Task requirements> Please find how many lines of the data contain the string "Surface", and respond with that number only.

**** Records supplied ****

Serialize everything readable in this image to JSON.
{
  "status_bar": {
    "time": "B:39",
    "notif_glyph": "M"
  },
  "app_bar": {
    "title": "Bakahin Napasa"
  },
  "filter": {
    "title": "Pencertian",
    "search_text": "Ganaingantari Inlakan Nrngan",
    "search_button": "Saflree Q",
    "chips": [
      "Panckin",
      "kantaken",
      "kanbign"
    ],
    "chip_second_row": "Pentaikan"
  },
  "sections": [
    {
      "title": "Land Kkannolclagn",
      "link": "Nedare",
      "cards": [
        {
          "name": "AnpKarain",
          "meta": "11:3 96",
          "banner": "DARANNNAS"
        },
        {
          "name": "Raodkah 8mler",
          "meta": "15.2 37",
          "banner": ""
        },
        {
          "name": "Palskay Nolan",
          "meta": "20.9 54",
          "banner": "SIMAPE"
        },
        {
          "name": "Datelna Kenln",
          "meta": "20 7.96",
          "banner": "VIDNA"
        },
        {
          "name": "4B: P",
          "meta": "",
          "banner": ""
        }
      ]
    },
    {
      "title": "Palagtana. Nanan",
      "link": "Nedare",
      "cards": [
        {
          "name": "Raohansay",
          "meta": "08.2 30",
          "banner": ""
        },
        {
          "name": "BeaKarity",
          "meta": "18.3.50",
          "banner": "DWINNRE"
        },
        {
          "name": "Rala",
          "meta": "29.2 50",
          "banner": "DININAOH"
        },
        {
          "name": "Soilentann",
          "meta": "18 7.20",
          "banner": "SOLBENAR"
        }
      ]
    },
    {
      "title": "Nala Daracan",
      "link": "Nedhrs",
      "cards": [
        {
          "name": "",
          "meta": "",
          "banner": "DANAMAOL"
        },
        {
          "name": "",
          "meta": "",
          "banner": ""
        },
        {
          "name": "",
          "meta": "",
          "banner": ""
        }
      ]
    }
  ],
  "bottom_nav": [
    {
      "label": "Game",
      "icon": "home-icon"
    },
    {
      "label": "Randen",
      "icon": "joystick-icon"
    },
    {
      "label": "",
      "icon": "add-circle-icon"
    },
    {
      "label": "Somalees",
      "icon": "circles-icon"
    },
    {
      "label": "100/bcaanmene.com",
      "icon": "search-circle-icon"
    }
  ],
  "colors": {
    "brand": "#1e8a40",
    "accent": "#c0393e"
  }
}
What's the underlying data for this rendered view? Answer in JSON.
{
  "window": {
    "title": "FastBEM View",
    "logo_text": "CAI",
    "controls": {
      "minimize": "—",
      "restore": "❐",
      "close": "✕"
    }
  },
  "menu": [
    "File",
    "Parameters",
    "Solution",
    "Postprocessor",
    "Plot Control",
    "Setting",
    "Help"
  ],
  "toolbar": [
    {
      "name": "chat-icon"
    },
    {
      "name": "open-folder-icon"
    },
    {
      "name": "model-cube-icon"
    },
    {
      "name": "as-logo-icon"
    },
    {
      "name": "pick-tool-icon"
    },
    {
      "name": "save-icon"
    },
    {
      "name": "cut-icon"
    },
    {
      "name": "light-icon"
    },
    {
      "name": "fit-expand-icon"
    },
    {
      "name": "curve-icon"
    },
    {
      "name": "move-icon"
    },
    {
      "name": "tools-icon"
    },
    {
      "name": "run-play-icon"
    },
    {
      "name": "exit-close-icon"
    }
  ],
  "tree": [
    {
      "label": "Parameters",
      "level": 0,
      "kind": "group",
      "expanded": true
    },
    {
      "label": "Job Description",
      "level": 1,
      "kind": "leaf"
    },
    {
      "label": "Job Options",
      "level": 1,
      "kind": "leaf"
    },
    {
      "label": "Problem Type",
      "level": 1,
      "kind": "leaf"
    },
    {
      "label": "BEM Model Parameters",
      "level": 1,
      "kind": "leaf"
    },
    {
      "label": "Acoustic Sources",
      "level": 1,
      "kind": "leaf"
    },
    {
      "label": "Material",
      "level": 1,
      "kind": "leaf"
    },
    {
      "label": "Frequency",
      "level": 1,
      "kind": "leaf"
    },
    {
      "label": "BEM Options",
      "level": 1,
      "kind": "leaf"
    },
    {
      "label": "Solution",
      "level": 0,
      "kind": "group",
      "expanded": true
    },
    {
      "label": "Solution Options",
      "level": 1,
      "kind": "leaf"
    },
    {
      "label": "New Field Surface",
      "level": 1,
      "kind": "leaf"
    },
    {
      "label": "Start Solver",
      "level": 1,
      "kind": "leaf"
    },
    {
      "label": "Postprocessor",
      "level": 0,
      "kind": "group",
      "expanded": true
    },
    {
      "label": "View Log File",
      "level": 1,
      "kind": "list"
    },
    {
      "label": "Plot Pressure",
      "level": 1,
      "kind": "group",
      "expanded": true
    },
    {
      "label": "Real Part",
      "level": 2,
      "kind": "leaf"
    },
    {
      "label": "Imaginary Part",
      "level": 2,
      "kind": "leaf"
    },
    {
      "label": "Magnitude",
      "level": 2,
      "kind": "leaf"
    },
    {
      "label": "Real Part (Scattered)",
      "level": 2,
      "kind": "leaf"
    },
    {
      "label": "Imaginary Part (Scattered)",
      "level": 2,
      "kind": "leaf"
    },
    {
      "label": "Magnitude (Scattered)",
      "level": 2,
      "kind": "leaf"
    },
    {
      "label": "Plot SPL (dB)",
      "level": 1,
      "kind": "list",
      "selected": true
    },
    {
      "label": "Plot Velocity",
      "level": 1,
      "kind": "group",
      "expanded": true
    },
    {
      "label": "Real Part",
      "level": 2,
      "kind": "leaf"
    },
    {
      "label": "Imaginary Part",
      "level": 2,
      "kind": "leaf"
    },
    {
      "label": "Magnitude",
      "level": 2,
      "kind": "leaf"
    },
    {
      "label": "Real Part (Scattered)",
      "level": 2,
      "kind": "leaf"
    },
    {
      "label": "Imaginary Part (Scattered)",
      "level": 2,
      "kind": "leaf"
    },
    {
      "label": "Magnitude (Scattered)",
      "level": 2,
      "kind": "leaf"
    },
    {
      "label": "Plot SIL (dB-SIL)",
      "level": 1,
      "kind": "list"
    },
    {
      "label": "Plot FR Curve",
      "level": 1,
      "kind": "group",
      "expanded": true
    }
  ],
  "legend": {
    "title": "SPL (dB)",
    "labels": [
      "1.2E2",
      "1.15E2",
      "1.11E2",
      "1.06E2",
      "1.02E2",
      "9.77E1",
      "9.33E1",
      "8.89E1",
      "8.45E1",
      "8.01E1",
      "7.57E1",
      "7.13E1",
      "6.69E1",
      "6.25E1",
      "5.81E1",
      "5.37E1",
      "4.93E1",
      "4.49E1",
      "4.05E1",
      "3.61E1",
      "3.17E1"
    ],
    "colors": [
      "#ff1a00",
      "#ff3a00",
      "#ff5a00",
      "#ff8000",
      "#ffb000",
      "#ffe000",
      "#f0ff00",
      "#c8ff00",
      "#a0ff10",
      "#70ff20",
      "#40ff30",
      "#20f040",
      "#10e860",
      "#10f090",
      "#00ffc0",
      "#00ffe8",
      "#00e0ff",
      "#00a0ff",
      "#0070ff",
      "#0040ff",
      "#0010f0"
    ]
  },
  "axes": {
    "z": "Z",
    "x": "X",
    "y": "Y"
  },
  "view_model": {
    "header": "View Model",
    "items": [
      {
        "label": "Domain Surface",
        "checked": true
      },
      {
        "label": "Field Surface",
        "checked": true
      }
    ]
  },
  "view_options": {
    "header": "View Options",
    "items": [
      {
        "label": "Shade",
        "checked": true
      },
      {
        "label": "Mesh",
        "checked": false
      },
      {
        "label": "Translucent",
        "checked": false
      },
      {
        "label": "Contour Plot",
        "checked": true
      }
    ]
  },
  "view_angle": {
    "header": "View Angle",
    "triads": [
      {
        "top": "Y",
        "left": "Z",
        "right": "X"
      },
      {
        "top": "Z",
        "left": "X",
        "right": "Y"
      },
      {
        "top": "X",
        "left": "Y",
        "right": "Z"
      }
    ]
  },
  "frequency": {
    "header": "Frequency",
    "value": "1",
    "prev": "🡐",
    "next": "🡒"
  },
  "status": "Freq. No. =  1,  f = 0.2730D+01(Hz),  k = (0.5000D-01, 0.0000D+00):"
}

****

Expected answer> 3